Task to carry out
Copy out all lines from the material that contain the string "Поиск".

Records to process
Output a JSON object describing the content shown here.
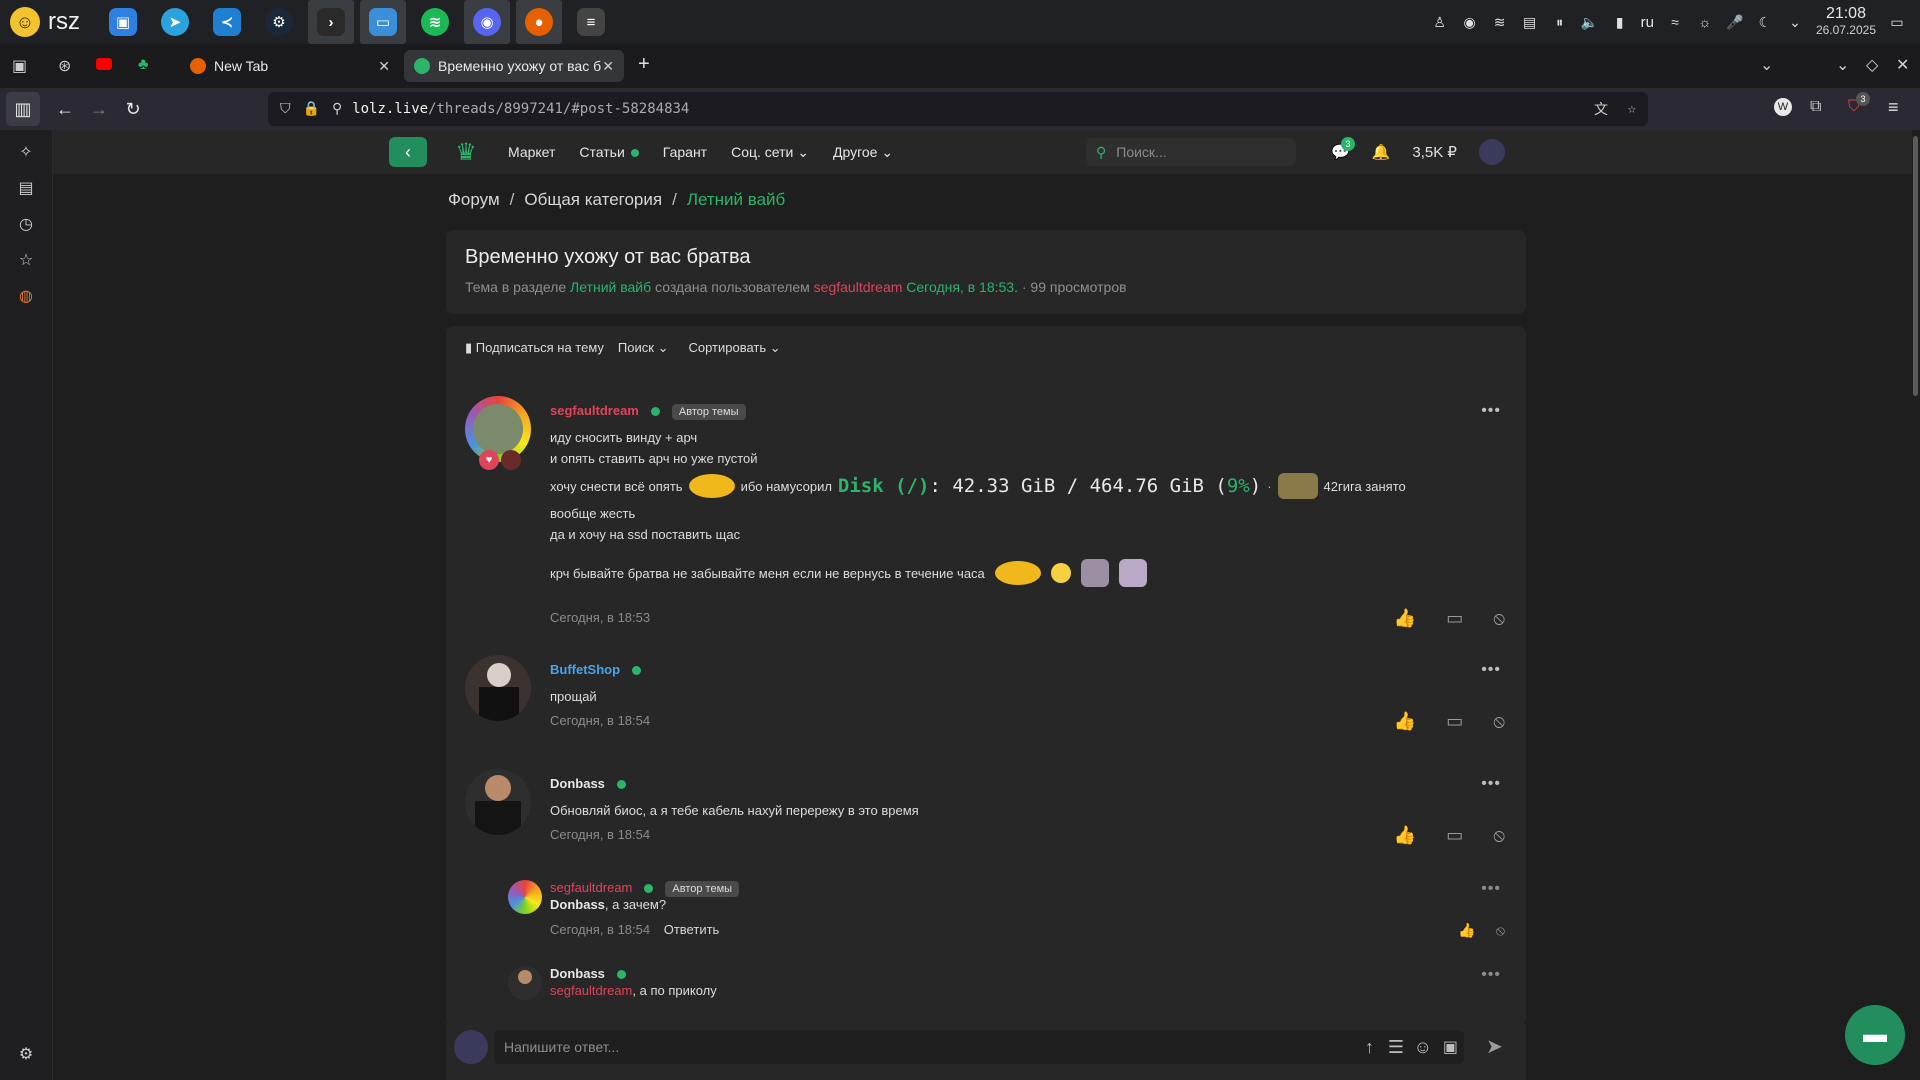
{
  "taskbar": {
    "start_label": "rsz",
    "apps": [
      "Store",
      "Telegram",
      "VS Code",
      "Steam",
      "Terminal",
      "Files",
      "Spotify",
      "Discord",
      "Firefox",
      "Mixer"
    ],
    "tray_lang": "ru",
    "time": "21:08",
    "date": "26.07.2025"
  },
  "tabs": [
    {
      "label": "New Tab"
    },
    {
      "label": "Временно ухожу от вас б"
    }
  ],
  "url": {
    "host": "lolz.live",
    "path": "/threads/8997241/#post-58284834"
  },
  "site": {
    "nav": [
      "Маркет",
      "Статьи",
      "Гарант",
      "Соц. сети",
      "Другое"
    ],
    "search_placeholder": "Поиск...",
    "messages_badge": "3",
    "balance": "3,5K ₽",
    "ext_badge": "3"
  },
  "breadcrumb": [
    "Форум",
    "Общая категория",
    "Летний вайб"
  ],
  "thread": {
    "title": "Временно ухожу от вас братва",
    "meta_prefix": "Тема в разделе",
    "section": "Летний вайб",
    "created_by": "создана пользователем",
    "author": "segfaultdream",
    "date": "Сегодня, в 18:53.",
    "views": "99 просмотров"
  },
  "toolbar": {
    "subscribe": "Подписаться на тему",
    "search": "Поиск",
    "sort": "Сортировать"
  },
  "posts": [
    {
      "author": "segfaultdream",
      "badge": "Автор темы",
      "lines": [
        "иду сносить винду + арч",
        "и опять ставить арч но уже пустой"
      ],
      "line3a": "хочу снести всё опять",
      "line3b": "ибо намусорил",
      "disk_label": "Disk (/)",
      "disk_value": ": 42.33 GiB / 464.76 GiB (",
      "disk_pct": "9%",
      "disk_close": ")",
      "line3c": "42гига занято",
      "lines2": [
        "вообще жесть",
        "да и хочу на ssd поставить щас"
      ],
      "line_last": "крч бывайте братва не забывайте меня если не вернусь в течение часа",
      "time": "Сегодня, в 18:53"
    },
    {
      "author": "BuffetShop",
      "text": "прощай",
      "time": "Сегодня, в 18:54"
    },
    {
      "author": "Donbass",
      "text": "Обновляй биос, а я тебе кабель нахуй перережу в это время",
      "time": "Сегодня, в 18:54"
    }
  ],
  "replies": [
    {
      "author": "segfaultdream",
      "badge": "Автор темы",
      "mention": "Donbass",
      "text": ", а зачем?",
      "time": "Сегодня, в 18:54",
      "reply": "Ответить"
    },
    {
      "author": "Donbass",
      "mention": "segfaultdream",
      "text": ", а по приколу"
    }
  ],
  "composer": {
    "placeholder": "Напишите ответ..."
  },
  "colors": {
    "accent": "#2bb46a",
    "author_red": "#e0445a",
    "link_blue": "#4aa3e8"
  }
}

Exercise result
    "search_placeholder": "Поиск...",
    "search": "Поиск",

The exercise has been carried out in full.